Required work:
Search the listing below for the word "screenshot" and copy each line that holds it.

----- Data under study

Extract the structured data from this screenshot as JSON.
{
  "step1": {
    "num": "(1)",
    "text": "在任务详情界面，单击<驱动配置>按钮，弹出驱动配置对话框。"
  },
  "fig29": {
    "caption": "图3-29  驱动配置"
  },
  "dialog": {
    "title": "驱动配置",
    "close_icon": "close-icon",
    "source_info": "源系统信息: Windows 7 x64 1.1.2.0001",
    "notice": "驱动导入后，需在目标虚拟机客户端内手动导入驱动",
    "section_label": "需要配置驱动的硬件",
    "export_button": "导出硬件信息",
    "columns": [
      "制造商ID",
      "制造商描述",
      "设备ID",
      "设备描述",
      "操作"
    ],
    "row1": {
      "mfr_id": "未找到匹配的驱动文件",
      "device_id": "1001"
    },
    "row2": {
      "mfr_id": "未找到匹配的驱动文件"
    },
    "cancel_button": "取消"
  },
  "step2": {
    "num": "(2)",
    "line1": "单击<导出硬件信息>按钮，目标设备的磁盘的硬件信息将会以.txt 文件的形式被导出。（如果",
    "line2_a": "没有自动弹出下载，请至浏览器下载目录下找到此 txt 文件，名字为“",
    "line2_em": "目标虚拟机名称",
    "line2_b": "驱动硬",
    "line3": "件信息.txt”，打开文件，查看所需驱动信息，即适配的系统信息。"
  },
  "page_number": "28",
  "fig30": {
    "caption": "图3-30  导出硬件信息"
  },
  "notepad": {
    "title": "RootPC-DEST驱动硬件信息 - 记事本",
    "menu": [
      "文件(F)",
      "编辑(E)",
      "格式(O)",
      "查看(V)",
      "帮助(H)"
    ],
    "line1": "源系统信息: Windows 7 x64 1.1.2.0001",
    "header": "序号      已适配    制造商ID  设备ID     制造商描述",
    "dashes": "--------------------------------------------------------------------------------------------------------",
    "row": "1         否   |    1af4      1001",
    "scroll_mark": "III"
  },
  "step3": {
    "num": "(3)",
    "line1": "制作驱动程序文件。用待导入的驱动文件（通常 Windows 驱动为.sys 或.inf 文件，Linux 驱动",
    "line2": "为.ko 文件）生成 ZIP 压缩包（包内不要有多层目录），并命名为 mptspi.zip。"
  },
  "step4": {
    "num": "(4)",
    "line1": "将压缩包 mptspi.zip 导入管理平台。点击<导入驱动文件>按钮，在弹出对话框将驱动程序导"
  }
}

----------
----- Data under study

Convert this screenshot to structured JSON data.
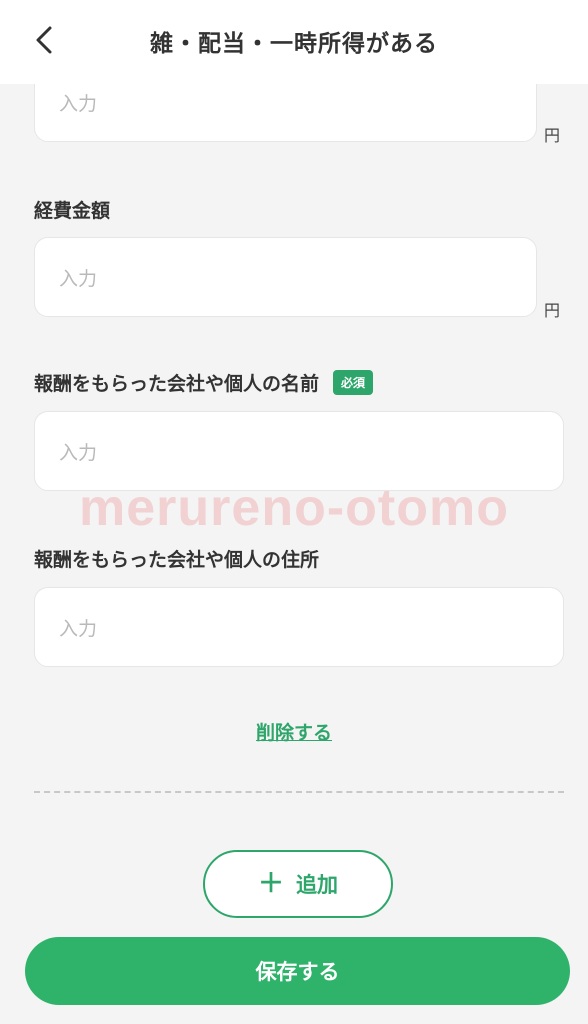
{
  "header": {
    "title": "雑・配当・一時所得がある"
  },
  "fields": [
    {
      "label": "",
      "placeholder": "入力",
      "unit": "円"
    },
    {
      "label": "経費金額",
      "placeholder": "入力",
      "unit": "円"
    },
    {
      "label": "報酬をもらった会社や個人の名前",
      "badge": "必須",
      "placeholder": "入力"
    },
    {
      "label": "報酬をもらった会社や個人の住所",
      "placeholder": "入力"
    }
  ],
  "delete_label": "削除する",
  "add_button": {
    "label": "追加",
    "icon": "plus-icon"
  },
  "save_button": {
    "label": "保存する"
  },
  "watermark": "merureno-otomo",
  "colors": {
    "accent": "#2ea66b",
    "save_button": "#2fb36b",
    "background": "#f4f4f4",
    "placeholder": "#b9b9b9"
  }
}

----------

Finished exercise:
Extract the structured data from this screenshot as JSON.
Convert this screenshot to structured JSON data.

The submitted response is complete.